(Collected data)

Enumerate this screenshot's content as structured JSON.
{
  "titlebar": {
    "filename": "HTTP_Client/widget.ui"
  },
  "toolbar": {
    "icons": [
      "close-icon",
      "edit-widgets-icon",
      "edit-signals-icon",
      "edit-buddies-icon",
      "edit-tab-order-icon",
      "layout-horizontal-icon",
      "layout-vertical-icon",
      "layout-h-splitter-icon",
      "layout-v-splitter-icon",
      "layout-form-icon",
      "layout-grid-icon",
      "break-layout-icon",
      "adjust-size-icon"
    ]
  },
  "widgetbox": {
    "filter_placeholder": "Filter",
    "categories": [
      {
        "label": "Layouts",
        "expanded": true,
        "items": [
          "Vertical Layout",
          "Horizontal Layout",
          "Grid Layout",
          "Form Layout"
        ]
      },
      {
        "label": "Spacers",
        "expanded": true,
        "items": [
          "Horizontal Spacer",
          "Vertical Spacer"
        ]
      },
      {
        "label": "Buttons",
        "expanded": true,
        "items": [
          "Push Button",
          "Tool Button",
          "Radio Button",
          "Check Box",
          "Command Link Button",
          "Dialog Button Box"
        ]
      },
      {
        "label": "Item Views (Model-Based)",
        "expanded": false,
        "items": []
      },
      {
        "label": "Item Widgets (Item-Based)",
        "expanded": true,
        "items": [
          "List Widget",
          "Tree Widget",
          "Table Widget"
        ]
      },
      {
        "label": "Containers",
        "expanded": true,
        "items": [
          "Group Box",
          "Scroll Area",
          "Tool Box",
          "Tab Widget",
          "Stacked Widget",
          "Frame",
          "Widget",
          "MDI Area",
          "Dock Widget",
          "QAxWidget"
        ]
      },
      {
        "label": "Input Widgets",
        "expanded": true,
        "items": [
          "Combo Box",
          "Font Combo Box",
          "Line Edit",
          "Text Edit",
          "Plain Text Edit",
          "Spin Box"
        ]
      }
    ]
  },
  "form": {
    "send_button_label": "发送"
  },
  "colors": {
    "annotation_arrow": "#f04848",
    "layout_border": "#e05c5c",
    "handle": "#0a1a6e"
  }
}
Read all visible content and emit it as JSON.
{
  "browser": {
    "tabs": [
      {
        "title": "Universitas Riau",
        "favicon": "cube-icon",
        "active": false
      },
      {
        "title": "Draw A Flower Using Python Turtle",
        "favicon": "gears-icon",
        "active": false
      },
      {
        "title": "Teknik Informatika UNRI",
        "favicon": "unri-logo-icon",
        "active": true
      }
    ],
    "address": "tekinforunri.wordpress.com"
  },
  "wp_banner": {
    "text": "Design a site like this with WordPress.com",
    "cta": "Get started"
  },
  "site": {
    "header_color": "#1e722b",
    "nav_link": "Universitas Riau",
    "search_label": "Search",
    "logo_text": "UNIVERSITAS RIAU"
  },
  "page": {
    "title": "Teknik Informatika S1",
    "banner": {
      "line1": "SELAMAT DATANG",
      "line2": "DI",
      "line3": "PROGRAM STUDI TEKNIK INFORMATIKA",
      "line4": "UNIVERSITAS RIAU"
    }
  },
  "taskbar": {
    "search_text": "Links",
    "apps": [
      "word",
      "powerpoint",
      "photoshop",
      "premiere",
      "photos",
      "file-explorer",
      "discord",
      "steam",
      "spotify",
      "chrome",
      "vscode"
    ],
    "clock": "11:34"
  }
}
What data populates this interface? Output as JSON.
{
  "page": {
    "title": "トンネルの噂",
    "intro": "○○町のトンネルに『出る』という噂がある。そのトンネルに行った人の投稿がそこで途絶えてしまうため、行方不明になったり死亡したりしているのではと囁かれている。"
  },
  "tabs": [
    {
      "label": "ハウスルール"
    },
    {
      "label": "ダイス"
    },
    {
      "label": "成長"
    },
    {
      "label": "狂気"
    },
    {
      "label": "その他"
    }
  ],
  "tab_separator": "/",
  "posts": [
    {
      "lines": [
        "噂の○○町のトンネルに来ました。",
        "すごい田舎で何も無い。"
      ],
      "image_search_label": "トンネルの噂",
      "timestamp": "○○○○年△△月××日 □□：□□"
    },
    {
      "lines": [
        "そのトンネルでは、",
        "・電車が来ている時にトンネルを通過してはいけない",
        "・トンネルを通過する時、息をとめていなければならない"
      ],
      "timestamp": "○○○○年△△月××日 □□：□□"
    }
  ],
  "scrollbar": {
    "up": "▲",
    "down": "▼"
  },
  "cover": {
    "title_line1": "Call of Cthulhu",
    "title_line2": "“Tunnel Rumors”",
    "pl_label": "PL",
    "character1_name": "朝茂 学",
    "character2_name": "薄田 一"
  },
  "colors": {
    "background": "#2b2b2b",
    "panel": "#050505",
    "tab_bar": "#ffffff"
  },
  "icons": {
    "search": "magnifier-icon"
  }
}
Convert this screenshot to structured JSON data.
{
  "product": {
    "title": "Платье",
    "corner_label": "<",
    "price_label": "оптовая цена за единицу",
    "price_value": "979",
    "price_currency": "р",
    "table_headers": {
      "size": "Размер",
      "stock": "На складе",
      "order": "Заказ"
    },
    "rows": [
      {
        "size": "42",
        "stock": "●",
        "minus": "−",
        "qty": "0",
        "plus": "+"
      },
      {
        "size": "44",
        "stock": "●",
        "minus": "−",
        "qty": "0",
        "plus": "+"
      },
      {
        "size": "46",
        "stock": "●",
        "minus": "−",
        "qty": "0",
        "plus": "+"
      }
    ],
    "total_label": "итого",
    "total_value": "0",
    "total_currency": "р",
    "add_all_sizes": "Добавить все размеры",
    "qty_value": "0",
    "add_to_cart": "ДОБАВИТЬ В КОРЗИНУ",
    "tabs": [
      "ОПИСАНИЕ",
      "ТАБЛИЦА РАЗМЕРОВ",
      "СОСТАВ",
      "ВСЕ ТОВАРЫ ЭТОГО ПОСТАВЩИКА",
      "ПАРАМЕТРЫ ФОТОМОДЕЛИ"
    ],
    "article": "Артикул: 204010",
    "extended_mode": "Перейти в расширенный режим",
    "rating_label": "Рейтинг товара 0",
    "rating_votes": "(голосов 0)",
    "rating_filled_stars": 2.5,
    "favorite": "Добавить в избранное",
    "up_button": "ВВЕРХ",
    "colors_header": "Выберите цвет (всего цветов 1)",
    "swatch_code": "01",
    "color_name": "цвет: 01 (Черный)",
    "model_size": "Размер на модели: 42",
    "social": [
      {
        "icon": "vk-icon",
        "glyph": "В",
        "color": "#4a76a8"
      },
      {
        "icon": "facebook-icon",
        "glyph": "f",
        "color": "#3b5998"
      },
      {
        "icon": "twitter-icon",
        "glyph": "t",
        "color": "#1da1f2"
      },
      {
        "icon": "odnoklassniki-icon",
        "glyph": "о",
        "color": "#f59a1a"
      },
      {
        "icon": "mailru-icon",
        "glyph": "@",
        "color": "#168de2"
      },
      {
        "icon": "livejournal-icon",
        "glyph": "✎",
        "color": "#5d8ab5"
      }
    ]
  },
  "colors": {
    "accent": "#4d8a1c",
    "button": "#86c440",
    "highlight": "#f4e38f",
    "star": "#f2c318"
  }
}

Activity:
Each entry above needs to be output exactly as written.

Output of the task:
Enumerate this screenshot's content as structured JSON.
{
  "titlebar": {
    "filename": "HTTP_Client/widget.ui"
  },
  "toolbar": {
    "icons": [
      "close-icon",
      "edit-widgets-icon",
      "edit-signals-icon",
      "edit-buddies-icon",
      "edit-tab-order-icon",
      "layout-horizontal-icon",
      "layout-vertical-icon",
      "layout-h-splitter-icon",
      "layout-v-splitter-icon",
      "layout-form-icon",
      "layout-grid-icon",
      "break-layout-icon",
      "adjust-size-icon"
    ]
  },
  "widgetbox": {
    "filter_placeholder": "Filter",
    "categories": [
      {
        "label": "Layouts",
        "expanded": true,
        "items": [
          "Vertical Layout",
          "Horizontal Layout",
          "Grid Layout",
          "Form Layout"
        ]
      },
      {
        "label": "Spacers",
        "expanded": true,
        "items": [
          "Horizontal Spacer",
          "Vertical Spacer"
        ]
      },
      {
        "label": "Buttons",
        "expanded": true,
        "items": [
          "Push Button",
          "Tool Button",
          "Radio Button",
          "Check Box",
          "Command Link Button",
          "Dialog Button Box"
        ]
      },
      {
        "label": "Item Views (Model-Based)",
        "expanded": false,
        "items": []
      },
      {
        "label": "Item Widgets (Item-Based)",
        "expanded": true,
        "items": [
          "List Widget",
          "Tree Widget",
          "Table Widget"
        ]
      },
      {
        "label": "Containers",
        "expanded": true,
        "items": [
          "Group Box",
          "Scroll Area",
          "Tool Box",
          "Tab Widget",
          "Stacked Widget",
          "Frame",
          "Widget",
          "MDI Area",
          "Dock Widget",
          "QAxWidget"
        ]
      },
      {
        "label": "Input Widgets",
        "expanded": true,
        "items": [
          "Combo Box",
          "Font Combo Box",
          "Line Edit",
          "Text Edit",
          "Plain Text Edit",
          "Spin Box"
        ]
      }
    ]
  },
  "form": {
    "send_button_label": "发送"
  },
  "colors": {
    "annotation_arrow": "#f04848",
    "layout_border": "#e05c5c",
    "handle": "#0a1a6e"
  }
}
Read all visible content and emit it as JSON.
{
  "browser": {
    "tabs": [
      {
        "title": "Universitas Riau",
        "favicon": "cube-icon",
        "active": false
      },
      {
        "title": "Draw A Flower Using Python Turtle",
        "favicon": "gears-icon",
        "active": false
      },
      {
        "title": "Teknik Informatika UNRI",
        "favicon": "unri-logo-icon",
        "active": true
      }
    ],
    "address": "tekinforunri.wordpress.com"
  },
  "wp_banner": {
    "text": "Design a site like this with WordPress.com",
    "cta": "Get started"
  },
  "site": {
    "header_color": "#1e722b",
    "nav_link": "Universitas Riau",
    "search_label": "Search",
    "logo_text": "UNIVERSITAS RIAU"
  },
  "page": {
    "title": "Teknik Informatika S1",
    "banner": {
      "line1": "SELAMAT DATANG",
      "line2": "DI",
      "line3": "PROGRAM STUDI TEKNIK INFORMATIKA",
      "line4": "UNIVERSITAS RIAU"
    }
  },
  "taskbar": {
    "search_text": "Links",
    "apps": [
      "word",
      "powerpoint",
      "photoshop",
      "premiere",
      "photos",
      "file-explorer",
      "discord",
      "steam",
      "spotify",
      "chrome",
      "vscode"
    ],
    "clock": "11:34"
  }
}
What data populates this interface? Output as JSON.
{
  "page": {
    "title": "トンネルの噂",
    "intro": "○○町のトンネルに『出る』という噂がある。そのトンネルに行った人の投稿がそこで途絶えてしまうため、行方不明になったり死亡したりしているのではと囁かれている。"
  },
  "tabs": [
    {
      "label": "ハウスルール"
    },
    {
      "label": "ダイス"
    },
    {
      "label": "成長"
    },
    {
      "label": "狂気"
    },
    {
      "label": "その他"
    }
  ],
  "tab_separator": "/",
  "posts": [
    {
      "lines": [
        "噂の○○町のトンネルに来ました。",
        "すごい田舎で何も無い。"
      ],
      "image_search_label": "トンネルの噂",
      "timestamp": "○○○○年△△月××日 □□：□□"
    },
    {
      "lines": [
        "そのトンネルでは、",
        "・電車が来ている時にトンネルを通過してはいけない",
        "・トンネルを通過する時、息をとめていなければならない"
      ],
      "timestamp": "○○○○年△△月××日 □□：□□"
    }
  ],
  "scrollbar": {
    "up": "▲",
    "down": "▼"
  },
  "cover": {
    "title_line1": "Call of Cthulhu",
    "title_line2": "“Tunnel Rumors”",
    "pl_label": "PL",
    "character1_name": "朝茂 学",
    "character2_name": "薄田 一"
  },
  "colors": {
    "background": "#2b2b2b",
    "panel": "#050505",
    "tab_bar": "#ffffff"
  },
  "icons": {
    "search": "magnifier-icon"
  }
}
Convert this screenshot to structured JSON data.
{
  "product": {
    "title": "Платье",
    "corner_label": "<",
    "price_label": "оптовая цена за единицу",
    "price_value": "979",
    "price_currency": "р",
    "table_headers": {
      "size": "Размер",
      "stock": "На складе",
      "order": "Заказ"
    },
    "rows": [
      {
        "size": "42",
        "stock": "●",
        "minus": "−",
        "qty": "0",
        "plus": "+"
      },
      {
        "size": "44",
        "stock": "●",
        "minus": "−",
        "qty": "0",
        "plus": "+"
      },
      {
        "size": "46",
        "stock": "●",
        "minus": "−",
        "qty": "0",
        "plus": "+"
      }
    ],
    "total_label": "итого",
    "total_value": "0",
    "total_currency": "р",
    "add_all_sizes": "Добавить все размеры",
    "qty_value": "0",
    "add_to_cart": "ДОБАВИТЬ В КОРЗИНУ",
    "tabs": [
      "ОПИСАНИЕ",
      "ТАБЛИЦА РАЗМЕРОВ",
      "СОСТАВ",
      "ВСЕ ТОВАРЫ ЭТОГО ПОСТАВЩИКА",
      "ПАРАМЕТРЫ ФОТОМОДЕЛИ"
    ],
    "article": "Артикул: 204010",
    "extended_mode": "Перейти в расширенный режим",
    "rating_label": "Рейтинг товара 0",
    "rating_votes": "(голосов 0)",
    "rating_filled_stars": 2.5,
    "favorite": "Добавить в избранное",
    "up_button": "ВВЕРХ",
    "colors_header": "Выберите цвет (всего цветов 1)",
    "swatch_code": "01",
    "color_name": "цвет: 01 (Черный)",
    "model_size": "Размер на модели: 42",
    "social": [
      {
        "icon": "vk-icon",
        "glyph": "В",
        "color": "#4a76a8"
      },
      {
        "icon": "facebook-icon",
        "glyph": "f",
        "color": "#3b5998"
      },
      {
        "icon": "twitter-icon",
        "glyph": "t",
        "color": "#1da1f2"
      },
      {
        "icon": "odnoklassniki-icon",
        "glyph": "о",
        "color": "#f59a1a"
      },
      {
        "icon": "mailru-icon",
        "glyph": "@",
        "color": "#168de2"
      },
      {
        "icon": "livejournal-icon",
        "glyph": "✎",
        "color": "#5d8ab5"
      }
    ]
  },
  "colors": {
    "accent": "#4d8a1c",
    "button": "#86c440",
    "highlight": "#f4e38f",
    "star": "#f2c318"
  }
}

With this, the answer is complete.